For the best picture quality, Brilliant Color must be turned off. Unlike some other DLP projectors with Brilliant Color from TI, the W5000 offers only one setting. That setting increases overall brightness significantly, and not evenly. It also seems to affect saturation, and other aspects of the image. The point is, sometimes it is over the top, where the picture quality suffers enough to be noticeable to most. Also some detail is lost. Here are several sets of images with Brilliant Color Off, then the same image (adjusting the camera, as best I can to get the same overall brightness), with Brilliant Color On.

Projector Overall Picture Quality

Projector Overall Picture Quality

In this case, the whole is greater than the sum of its parts. While most of the descriptors I use to describe black levels, sharpness, and shadow detail are “good” or “very good” but never “excellent”, when I consider the overall picture quality, “great” or “excellent” really best describes the HD65. As I mentioned at the start of this review, American Idol, on HDTV was stunning.

Movies were equally impressive. Any lack in specific areas were more than made up for with the HD65’s great skin tones, and rich deep colors that provide a lot of depth to the image. While a further improvement in black levels would be a significant benefit, all considered, the picture is consistently most impressive!

This is, therefore, a very well balanced projector. There are no really important weaknesses to damage the overall picture quality. The HD65 may not have the most perfect picture quality around, but it would only come up short by direct comparison. I am thoroughly convinced that virtually all owners will be extremely pleased, and, impressed!

Now there are almost an infinite number of image settings on most projectors, when you think about it. In addition to individual RGB (and sometimes CYM) controls with as many as 50+ steps each, there are the brightness, contrast, color saturation controls, etc. In other worlds “billions and billions” of combinations.

To further complicate things, many DLP projectors now feature TI’s Brilliant Color circuitry, which may provide up to 10 additional settings options, which affect a number of parameters. Further, this Optoma offers what they call Tru-Vivid, which seems to be, first, a color saturation control (there is no “color (saturation)” control on the HD65), but this one does affect such changes. There are 4 Tru-Vivid settings.

Just to give you an ideal of what these controls do, I’ve got two images of each, selecting different settings that are already used as default settings in some of the modes.

Projector Overall Picture Quality Slideshow

Picture Quality - Bottom Line

Overall, after proper adjustment, the HD65 is a 720p home theater projector, that when it comes to technical performance, doesn’t seem to be exceptional at anything, but is so well balanced, that most buyers should be thoroughly pleased with it.

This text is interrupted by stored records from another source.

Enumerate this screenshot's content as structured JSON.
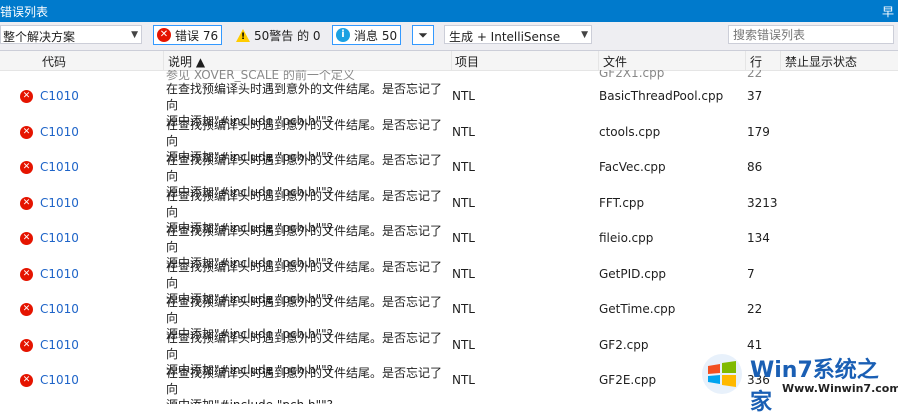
{
  "window": {
    "title": "错误列表",
    "pin_label": "早"
  },
  "toolbar": {
    "scope_value": "整个解决方案",
    "errors_label": "错误 76",
    "warnings_label": "50警告 的 0",
    "messages_label": "消息 50",
    "build_value": "生成 + IntelliSense",
    "search_placeholder": "搜索错误列表"
  },
  "columns": {
    "code": "代码",
    "description": "说明 ▲",
    "project": "项目",
    "file": "文件",
    "line": "行",
    "suppression": "禁止显示状态"
  },
  "partial_top_text": "参见 XOVER_SCALE 的前一个定义",
  "partial_top_file": "GF2X1.cpp",
  "partial_top_line": "22",
  "rows": [
    {
      "code": "C1010",
      "desc1": " 在查找预编译头时遇到意外的文件结尾。是否忘记了向",
      "desc2": "源中添加\"#include \"pch.h\"\"?",
      "project": "NTL",
      "file": "BasicThreadPool.cpp",
      "line": "37"
    },
    {
      "code": "C1010",
      "desc1": " 在查找预编译头时遇到意外的文件结尾。是否忘记了向",
      "desc2": "源中添加\"#include \"pch.h\"\"?",
      "project": "NTL",
      "file": "ctools.cpp",
      "line": "179"
    },
    {
      "code": "C1010",
      "desc1": " 在查找预编译头时遇到意外的文件结尾。是否忘记了向",
      "desc2": "源中添加\"#include \"pch.h\"\"?",
      "project": "NTL",
      "file": "FacVec.cpp",
      "line": "86"
    },
    {
      "code": "C1010",
      "desc1": " 在查找预编译头时遇到意外的文件结尾。是否忘记了向",
      "desc2": "源中添加\"#include \"pch.h\"\"?",
      "project": "NTL",
      "file": "FFT.cpp",
      "line": "3213"
    },
    {
      "code": "C1010",
      "desc1": " 在查找预编译头时遇到意外的文件结尾。是否忘记了向",
      "desc2": "源中添加\"#include \"pch.h\"\"?",
      "project": "NTL",
      "file": "fileio.cpp",
      "line": "134"
    },
    {
      "code": "C1010",
      "desc1": " 在查找预编译头时遇到意外的文件结尾。是否忘记了向",
      "desc2": "源中添加\"#include \"pch.h\"\"?",
      "project": "NTL",
      "file": "GetPID.cpp",
      "line": "7"
    },
    {
      "code": "C1010",
      "desc1": " 在查找预编译头时遇到意外的文件结尾。是否忘记了向",
      "desc2": "源中添加\"#include \"pch.h\"\"?",
      "project": "NTL",
      "file": "GetTime.cpp",
      "line": "22"
    },
    {
      "code": "C1010",
      "desc1": " 在查找预编译头时遇到意外的文件结尾。是否忘记了向",
      "desc2": "源中添加\"#include \"pch.h\"\"?",
      "project": "NTL",
      "file": "GF2.cpp",
      "line": "41"
    },
    {
      "code": "C1010",
      "desc1": " 在查找预编译头时遇到意外的文件结尾。是否忘记了向",
      "desc2": "源中添加\"#include \"pch.h\"\"?",
      "project": "NTL",
      "file": "GF2E.cpp",
      "line": "336"
    }
  ],
  "watermark": {
    "title": "Win7系统之家",
    "url": "Www.Winwin7.com"
  },
  "colors": {
    "accent": "#007acc",
    "error": "#e51400",
    "link": "#1e64c8"
  }
}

The HD65 is a projector that typifies the strengths and weaknesses of DLP Darkchip2 projectors. Saturation is really very good, black levels and shadow detail are good, but not exceptional, and sharpness rather average, which in its own right, is not an issue of significance.

It is also a projector that does a great job, even if you don’t calibrate it or tweak it. It’s out of the box performance is surprisingly good. This is actually surprising for Optoma, who’s projectors usually aren’t that great “out of the box” in terms of color accuracy. For example, the Optoma HD71 is no where near as good in color accuracy out of the box). The out of the box performance is going to be a really strong selling point for those that just want to buy an affordable projector, and enjoy it, without having to “screw around with it”!